| Records supplied |

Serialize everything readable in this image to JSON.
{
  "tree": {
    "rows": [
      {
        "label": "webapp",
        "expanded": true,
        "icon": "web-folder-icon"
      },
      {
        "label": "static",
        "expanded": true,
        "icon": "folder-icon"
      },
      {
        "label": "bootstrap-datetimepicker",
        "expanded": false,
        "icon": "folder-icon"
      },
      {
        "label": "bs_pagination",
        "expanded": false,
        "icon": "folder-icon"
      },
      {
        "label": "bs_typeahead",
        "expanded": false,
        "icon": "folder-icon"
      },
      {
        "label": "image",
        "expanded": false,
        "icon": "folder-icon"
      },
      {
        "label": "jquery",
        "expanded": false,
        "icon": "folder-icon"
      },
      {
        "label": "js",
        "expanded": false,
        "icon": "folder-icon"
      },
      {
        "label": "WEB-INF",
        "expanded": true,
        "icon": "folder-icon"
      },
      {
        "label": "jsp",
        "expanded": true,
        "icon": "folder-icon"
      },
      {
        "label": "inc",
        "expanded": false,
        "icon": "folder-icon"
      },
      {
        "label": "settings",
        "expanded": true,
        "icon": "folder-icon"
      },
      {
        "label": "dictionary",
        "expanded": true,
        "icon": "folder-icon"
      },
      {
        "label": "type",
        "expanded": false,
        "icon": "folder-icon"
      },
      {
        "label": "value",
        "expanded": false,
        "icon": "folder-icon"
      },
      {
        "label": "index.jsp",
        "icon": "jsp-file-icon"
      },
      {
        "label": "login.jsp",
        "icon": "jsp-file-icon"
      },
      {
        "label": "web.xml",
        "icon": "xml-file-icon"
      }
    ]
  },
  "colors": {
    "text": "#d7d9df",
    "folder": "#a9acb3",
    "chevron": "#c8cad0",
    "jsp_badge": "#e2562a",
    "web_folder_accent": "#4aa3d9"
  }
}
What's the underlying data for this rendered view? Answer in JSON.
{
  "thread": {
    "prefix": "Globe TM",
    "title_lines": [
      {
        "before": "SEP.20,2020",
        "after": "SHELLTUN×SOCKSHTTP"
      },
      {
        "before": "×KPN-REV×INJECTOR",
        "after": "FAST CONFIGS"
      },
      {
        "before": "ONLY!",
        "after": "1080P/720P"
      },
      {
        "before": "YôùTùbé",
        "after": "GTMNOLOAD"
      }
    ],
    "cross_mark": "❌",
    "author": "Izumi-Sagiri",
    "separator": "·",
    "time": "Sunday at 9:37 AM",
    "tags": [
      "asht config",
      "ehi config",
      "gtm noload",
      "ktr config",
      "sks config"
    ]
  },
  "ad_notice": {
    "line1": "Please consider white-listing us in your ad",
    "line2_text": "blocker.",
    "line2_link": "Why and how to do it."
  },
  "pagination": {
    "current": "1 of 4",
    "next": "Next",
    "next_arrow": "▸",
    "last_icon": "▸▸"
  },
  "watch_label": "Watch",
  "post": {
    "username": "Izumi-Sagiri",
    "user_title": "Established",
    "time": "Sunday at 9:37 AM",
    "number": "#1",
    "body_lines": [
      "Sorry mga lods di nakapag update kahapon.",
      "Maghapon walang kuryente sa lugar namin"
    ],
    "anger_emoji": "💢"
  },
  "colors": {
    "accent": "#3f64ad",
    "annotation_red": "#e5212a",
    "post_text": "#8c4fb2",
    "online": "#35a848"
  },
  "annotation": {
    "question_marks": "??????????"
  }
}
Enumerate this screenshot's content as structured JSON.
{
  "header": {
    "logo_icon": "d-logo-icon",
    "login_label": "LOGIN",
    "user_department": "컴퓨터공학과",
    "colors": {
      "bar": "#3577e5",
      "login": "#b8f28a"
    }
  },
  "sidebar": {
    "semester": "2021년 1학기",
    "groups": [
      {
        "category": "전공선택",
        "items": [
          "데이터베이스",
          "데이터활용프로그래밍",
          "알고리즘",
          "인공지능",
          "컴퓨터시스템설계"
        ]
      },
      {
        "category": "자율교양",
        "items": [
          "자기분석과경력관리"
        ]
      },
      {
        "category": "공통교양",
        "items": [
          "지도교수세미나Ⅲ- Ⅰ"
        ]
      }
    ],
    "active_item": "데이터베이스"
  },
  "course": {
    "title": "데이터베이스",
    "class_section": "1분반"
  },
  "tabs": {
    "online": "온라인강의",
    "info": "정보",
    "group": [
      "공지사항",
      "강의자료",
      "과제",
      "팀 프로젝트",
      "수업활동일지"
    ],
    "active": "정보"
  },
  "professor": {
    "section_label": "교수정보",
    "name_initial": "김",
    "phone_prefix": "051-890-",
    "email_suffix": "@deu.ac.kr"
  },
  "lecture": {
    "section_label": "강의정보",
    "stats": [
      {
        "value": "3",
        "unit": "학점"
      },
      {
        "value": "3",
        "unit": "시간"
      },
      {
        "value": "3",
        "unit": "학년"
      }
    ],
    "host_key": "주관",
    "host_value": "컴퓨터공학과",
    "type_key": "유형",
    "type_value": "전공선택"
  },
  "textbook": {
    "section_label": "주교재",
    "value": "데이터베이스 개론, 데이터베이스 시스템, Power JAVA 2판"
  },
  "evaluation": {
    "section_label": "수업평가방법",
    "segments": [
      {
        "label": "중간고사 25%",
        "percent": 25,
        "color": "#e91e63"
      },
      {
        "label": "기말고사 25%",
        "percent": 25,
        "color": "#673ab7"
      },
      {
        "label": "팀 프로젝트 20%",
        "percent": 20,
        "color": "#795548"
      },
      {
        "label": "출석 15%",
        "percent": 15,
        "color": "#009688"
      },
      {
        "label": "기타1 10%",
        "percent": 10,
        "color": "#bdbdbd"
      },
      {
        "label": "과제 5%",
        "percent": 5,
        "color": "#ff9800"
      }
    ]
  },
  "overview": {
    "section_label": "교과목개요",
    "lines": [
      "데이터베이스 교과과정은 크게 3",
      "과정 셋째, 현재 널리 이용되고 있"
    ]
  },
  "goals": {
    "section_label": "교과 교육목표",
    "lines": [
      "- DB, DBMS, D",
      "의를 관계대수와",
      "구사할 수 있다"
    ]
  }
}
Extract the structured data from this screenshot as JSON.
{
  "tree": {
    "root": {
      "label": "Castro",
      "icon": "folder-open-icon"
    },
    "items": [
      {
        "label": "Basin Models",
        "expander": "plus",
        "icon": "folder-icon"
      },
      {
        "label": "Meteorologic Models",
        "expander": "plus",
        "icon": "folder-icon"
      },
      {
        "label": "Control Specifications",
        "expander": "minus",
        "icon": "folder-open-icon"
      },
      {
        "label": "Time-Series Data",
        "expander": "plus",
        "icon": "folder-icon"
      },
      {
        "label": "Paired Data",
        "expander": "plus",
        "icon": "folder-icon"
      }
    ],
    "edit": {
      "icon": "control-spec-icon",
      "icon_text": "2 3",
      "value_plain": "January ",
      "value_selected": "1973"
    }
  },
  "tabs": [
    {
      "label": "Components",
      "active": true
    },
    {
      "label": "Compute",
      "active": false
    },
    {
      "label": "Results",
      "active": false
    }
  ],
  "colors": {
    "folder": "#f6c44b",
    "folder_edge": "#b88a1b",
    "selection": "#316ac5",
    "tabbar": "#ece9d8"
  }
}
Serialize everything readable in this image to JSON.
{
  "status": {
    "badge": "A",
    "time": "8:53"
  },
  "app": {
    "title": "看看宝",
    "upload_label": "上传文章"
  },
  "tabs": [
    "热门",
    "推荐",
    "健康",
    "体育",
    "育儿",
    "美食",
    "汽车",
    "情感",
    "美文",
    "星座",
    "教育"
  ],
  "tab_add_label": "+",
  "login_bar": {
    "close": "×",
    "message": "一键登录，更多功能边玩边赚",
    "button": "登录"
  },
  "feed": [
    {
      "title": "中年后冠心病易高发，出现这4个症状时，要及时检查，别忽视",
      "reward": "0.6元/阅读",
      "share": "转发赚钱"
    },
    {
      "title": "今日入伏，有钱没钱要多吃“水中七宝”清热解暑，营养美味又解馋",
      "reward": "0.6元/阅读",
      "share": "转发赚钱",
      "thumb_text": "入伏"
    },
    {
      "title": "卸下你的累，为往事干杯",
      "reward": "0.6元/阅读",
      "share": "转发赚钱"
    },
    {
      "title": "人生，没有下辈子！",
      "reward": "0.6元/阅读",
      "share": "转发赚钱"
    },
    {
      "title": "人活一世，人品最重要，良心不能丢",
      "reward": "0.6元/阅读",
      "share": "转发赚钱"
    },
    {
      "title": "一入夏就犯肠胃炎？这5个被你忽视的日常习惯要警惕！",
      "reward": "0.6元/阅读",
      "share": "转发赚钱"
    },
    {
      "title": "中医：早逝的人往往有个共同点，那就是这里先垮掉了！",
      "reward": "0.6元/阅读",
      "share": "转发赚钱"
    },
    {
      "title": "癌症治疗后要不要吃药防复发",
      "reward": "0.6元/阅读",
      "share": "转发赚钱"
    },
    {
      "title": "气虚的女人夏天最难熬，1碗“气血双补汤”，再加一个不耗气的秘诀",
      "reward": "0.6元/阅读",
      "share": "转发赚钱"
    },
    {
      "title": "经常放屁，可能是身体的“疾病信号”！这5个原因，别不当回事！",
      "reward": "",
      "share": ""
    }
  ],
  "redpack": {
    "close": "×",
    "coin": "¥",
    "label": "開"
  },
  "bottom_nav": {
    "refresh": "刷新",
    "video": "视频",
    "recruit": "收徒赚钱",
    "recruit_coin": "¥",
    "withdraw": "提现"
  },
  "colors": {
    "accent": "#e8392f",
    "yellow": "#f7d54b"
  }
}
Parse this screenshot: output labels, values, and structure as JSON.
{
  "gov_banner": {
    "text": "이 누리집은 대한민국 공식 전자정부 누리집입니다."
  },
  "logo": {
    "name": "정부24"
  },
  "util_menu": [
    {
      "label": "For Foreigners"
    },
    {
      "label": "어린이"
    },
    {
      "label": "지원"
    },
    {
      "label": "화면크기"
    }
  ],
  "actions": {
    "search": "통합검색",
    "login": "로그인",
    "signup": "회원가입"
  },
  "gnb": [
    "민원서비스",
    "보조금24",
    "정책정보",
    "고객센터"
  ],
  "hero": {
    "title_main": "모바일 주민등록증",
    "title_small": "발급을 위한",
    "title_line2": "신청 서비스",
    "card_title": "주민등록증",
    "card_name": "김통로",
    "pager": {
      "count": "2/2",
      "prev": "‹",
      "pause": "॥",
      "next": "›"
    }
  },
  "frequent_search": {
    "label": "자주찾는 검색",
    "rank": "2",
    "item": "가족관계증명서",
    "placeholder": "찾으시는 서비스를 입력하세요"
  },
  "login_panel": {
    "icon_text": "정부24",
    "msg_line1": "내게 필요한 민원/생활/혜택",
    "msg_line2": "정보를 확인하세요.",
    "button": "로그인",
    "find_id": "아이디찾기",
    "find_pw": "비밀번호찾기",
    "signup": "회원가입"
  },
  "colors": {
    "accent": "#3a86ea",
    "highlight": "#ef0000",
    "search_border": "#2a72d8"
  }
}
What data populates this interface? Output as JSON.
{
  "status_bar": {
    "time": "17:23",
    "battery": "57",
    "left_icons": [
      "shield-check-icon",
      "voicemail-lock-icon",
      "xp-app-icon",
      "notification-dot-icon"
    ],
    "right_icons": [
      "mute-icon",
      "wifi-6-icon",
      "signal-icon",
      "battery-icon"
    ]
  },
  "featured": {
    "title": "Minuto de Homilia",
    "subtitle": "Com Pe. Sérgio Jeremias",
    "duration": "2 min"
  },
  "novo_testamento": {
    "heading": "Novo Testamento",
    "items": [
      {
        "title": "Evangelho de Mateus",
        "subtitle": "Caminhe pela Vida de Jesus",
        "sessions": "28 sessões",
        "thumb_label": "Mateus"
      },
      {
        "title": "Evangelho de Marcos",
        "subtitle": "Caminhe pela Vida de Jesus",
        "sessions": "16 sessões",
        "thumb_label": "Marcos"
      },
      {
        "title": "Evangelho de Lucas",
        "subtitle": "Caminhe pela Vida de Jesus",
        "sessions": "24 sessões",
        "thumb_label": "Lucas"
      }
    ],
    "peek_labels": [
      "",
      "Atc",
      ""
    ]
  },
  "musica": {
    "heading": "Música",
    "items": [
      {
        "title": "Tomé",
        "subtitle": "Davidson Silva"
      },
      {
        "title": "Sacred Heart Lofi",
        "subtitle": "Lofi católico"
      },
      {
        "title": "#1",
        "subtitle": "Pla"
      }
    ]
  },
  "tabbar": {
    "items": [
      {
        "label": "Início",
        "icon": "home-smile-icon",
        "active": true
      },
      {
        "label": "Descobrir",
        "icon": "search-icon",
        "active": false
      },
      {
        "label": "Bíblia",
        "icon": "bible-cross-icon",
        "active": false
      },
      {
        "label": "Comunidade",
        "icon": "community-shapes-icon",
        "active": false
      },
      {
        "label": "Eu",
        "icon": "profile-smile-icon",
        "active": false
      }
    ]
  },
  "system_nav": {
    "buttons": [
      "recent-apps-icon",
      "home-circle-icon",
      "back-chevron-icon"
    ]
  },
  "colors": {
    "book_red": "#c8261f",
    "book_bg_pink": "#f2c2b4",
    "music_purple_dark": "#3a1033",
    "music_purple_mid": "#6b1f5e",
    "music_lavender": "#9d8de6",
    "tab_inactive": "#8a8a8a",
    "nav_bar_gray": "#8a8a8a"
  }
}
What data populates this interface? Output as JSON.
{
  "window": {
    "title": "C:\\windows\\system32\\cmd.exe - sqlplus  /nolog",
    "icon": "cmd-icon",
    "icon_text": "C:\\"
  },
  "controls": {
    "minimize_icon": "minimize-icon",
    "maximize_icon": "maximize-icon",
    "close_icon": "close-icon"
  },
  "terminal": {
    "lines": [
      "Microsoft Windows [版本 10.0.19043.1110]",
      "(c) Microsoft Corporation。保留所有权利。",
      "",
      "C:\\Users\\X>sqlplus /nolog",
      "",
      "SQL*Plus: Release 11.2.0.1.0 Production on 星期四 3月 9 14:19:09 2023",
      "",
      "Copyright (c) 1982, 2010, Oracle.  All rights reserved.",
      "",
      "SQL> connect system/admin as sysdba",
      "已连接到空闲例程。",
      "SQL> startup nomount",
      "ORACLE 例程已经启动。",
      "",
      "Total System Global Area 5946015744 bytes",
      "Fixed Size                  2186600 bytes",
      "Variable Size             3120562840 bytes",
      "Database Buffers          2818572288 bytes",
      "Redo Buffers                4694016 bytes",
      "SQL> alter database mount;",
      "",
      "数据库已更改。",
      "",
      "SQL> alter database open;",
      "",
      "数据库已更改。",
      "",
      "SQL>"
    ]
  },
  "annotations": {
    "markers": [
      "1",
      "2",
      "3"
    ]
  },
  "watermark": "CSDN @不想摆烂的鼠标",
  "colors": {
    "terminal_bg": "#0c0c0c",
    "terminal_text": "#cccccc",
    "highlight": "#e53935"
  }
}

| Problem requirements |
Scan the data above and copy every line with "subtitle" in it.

| Task result |
    "subtitle": "Com Pe. Sérgio Jeremias",
        "subtitle": "Caminhe pela Vida de Jesus",
        "subtitle": "Caminhe pela Vida de Jesus",
        "subtitle": "Caminhe pela Vida de Jesus",
        "subtitle": "Davidson Silva"
        "subtitle": "Lofi católico"
        "subtitle": "Pla"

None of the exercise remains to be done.